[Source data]
>>>

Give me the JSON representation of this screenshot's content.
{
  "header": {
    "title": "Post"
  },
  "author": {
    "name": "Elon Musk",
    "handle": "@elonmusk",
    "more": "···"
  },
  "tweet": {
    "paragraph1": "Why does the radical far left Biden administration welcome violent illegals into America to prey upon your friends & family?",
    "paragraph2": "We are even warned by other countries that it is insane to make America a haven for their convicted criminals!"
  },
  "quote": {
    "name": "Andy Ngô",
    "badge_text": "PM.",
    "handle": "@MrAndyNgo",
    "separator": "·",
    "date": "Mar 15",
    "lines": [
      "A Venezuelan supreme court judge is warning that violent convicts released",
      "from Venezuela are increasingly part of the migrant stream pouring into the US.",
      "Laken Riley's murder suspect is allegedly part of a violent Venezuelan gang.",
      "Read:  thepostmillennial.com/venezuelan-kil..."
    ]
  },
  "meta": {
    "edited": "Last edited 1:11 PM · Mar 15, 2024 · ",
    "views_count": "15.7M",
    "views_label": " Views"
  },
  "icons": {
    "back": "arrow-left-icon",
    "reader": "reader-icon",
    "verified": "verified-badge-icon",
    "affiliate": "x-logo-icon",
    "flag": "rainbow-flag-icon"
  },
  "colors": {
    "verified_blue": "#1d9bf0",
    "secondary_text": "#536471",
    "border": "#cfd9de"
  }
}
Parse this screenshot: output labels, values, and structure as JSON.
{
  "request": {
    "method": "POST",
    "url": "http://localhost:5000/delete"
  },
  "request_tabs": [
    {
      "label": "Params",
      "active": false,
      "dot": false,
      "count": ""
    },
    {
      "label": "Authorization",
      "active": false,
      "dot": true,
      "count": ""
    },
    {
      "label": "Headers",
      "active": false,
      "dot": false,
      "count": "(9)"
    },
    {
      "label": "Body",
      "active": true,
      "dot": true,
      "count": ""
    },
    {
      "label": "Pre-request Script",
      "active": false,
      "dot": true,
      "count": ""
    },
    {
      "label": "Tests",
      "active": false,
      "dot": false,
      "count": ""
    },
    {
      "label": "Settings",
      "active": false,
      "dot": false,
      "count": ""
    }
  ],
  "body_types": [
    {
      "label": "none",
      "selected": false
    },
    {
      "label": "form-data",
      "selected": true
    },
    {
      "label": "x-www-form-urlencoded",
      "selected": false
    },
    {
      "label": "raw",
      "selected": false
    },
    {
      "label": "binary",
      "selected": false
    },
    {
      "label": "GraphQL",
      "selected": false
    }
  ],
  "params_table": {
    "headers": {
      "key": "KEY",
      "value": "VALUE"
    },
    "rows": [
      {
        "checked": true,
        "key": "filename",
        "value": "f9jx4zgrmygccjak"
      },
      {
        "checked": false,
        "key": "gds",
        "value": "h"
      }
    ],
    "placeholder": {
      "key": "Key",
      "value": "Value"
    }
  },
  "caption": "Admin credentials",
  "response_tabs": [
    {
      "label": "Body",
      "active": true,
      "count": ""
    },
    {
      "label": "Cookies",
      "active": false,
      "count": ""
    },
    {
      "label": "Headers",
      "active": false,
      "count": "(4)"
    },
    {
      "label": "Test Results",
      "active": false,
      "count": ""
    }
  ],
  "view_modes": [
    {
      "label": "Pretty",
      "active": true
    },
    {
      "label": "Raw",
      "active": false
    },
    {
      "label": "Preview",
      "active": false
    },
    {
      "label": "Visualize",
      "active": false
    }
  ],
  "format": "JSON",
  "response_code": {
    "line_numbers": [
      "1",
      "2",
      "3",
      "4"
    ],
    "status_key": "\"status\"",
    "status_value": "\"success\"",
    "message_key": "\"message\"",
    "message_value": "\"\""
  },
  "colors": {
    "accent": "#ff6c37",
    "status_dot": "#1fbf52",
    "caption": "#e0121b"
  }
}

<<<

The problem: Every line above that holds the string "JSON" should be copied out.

Solution to the problem:
Give me the JSON representation of this screenshot's content.
Parse this screenshot: output labels, values, and structure as JSON.
  "format": "JSON",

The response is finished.